◆ **Exercise details**
Make an exact copy of all the records, one that contains none of the pictures.

◆ **Dataset entries**
- Opening Delimiter -

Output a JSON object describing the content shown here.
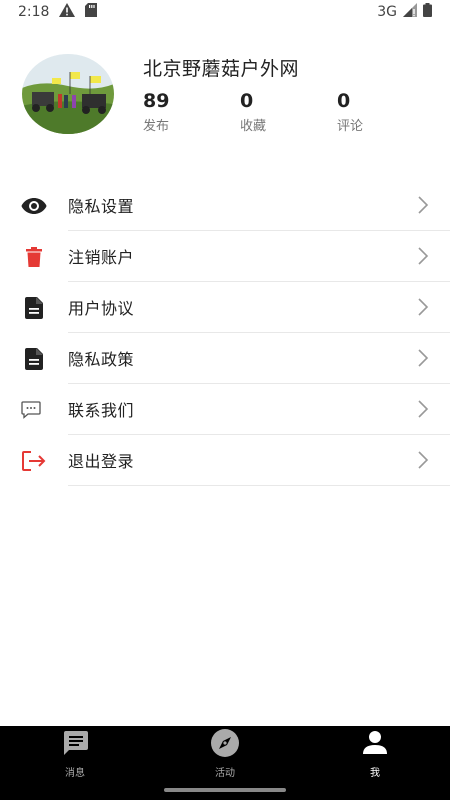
{
  "status_bar": {
    "time": "2:18",
    "network": "3G"
  },
  "profile": {
    "name": "北京野蘑菇户外网",
    "stats": [
      {
        "value": "89",
        "label": "发布"
      },
      {
        "value": "0",
        "label": "收藏"
      },
      {
        "value": "0",
        "label": "评论"
      }
    ]
  },
  "menu": {
    "items": [
      {
        "label": "隐私设置",
        "icon": "eye-icon"
      },
      {
        "label": "注销账户",
        "icon": "trash-icon"
      },
      {
        "label": "用户协议",
        "icon": "document-icon"
      },
      {
        "label": "隐私政策",
        "icon": "document-icon"
      },
      {
        "label": "联系我们",
        "icon": "chat-icon"
      },
      {
        "label": "退出登录",
        "icon": "logout-icon"
      }
    ]
  },
  "tab_bar": {
    "tabs": [
      {
        "label": "消息",
        "icon": "message-icon",
        "active": false
      },
      {
        "label": "活动",
        "icon": "compass-icon",
        "active": false
      },
      {
        "label": "我",
        "icon": "person-icon",
        "active": true
      }
    ]
  },
  "colors": {
    "accent_red": "#e53935",
    "tab_bar_bg": "#000000"
  }
}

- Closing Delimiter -

◆ **Result**
Output a JSON object describing the content shown here.
{
  "status_bar": {
    "time": "2:18",
    "network": "3G"
  },
  "profile": {
    "name": "北京野蘑菇户外网",
    "stats": [
      {
        "value": "89",
        "label": "发布"
      },
      {
        "value": "0",
        "label": "收藏"
      },
      {
        "value": "0",
        "label": "评论"
      }
    ]
  },
  "menu": {
    "items": [
      {
        "label": "隐私设置",
        "icon": "eye-icon"
      },
      {
        "label": "注销账户",
        "icon": "trash-icon"
      },
      {
        "label": "用户协议",
        "icon": "document-icon"
      },
      {
        "label": "隐私政策",
        "icon": "document-icon"
      },
      {
        "label": "联系我们",
        "icon": "chat-icon"
      },
      {
        "label": "退出登录",
        "icon": "logout-icon"
      }
    ]
  },
  "tab_bar": {
    "tabs": [
      {
        "label": "消息",
        "icon": "message-icon",
        "active": false
      },
      {
        "label": "活动",
        "icon": "compass-icon",
        "active": false
      },
      {
        "label": "我",
        "icon": "person-icon",
        "active": true
      }
    ]
  },
  "colors": {
    "accent_red": "#e53935",
    "tab_bar_bg": "#000000"
  }
}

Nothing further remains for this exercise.